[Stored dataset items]

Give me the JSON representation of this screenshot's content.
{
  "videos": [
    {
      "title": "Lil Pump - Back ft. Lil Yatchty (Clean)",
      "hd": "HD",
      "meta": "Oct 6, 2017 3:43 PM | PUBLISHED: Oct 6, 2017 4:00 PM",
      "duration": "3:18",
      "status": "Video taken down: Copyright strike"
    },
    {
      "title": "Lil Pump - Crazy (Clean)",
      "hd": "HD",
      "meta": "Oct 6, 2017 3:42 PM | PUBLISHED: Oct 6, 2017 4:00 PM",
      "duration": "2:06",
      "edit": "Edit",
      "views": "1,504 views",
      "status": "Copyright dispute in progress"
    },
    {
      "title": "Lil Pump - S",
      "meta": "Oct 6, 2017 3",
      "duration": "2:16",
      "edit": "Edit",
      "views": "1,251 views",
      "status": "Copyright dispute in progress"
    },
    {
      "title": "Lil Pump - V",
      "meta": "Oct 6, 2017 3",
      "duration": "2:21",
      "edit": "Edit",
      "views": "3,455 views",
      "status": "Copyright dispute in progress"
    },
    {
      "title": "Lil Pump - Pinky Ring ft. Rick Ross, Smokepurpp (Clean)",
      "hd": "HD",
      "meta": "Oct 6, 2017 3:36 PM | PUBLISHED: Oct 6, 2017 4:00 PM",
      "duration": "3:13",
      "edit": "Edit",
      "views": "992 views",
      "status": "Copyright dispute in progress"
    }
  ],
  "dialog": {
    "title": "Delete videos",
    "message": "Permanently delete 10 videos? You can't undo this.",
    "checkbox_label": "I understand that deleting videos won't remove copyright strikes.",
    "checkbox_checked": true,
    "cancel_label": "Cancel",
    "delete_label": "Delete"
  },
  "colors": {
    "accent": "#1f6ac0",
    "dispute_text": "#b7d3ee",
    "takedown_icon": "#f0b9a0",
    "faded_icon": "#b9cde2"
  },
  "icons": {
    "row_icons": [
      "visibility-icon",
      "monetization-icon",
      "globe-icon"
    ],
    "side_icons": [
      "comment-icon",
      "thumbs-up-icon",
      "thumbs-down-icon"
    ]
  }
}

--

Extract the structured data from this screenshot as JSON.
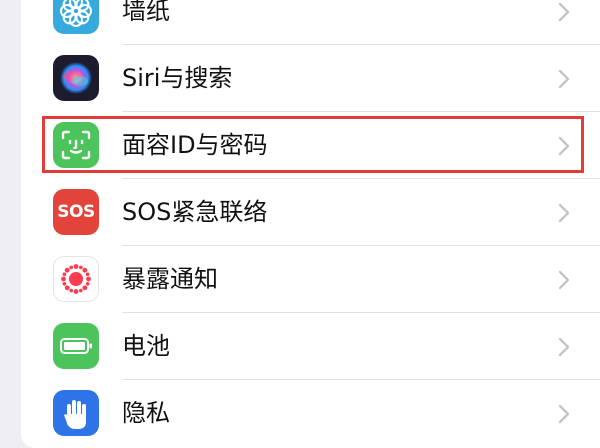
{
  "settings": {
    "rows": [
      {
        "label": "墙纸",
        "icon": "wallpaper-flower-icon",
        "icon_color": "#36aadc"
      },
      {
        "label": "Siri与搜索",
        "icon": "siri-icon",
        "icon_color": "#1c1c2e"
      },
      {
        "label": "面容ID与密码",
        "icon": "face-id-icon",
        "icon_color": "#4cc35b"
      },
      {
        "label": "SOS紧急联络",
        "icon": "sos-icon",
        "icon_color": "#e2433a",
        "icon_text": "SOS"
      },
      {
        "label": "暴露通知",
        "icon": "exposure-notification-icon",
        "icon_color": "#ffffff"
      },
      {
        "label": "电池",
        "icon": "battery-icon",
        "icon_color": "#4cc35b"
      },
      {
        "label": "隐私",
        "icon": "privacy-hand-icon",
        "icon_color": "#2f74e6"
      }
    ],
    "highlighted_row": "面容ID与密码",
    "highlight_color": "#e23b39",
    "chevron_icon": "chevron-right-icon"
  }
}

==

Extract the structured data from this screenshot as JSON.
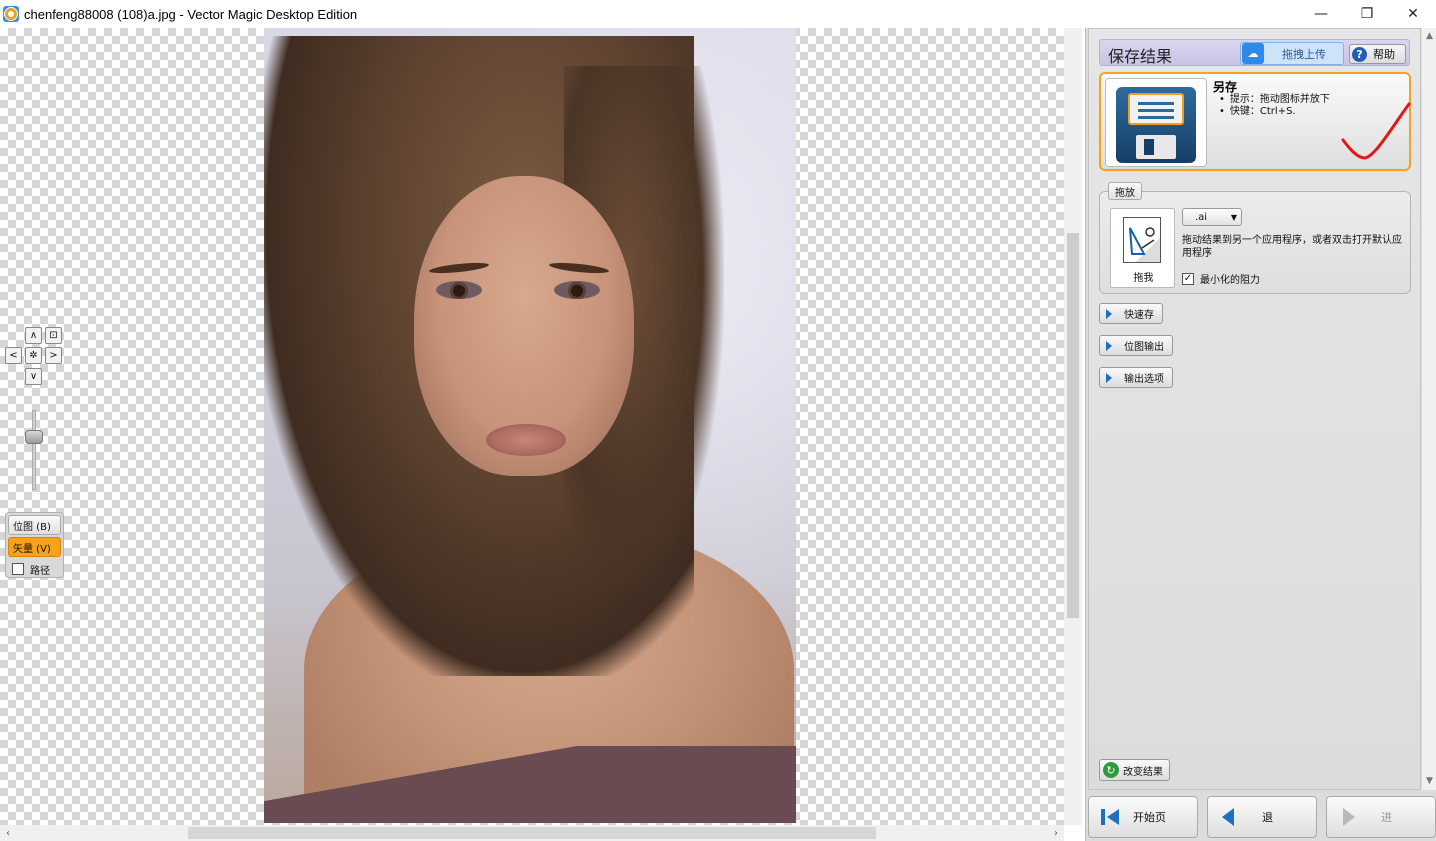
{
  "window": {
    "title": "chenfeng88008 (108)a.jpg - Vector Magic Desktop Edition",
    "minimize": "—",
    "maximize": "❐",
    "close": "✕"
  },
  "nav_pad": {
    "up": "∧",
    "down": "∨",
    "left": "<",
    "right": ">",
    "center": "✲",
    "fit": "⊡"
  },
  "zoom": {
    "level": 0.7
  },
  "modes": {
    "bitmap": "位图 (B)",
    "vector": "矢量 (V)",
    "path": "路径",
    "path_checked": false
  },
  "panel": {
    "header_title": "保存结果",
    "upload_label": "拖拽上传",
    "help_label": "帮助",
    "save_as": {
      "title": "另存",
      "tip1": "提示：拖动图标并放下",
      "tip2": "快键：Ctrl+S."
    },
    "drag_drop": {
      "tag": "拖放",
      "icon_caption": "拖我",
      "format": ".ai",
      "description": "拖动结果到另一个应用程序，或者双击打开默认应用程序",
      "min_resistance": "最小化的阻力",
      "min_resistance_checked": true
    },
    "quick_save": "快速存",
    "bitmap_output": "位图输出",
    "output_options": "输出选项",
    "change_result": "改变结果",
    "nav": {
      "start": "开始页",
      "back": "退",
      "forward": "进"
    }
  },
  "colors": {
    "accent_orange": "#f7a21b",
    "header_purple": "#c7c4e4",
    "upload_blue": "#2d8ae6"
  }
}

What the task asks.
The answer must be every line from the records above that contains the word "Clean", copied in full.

Expected answer.
      "title": "Lil Pump - Back ft. Lil Yatchty (Clean)",
      "title": "Lil Pump - Crazy (Clean)",
      "title": "Lil Pump - Pinky Ring ft. Rick Ross, Smokepurpp (Clean)",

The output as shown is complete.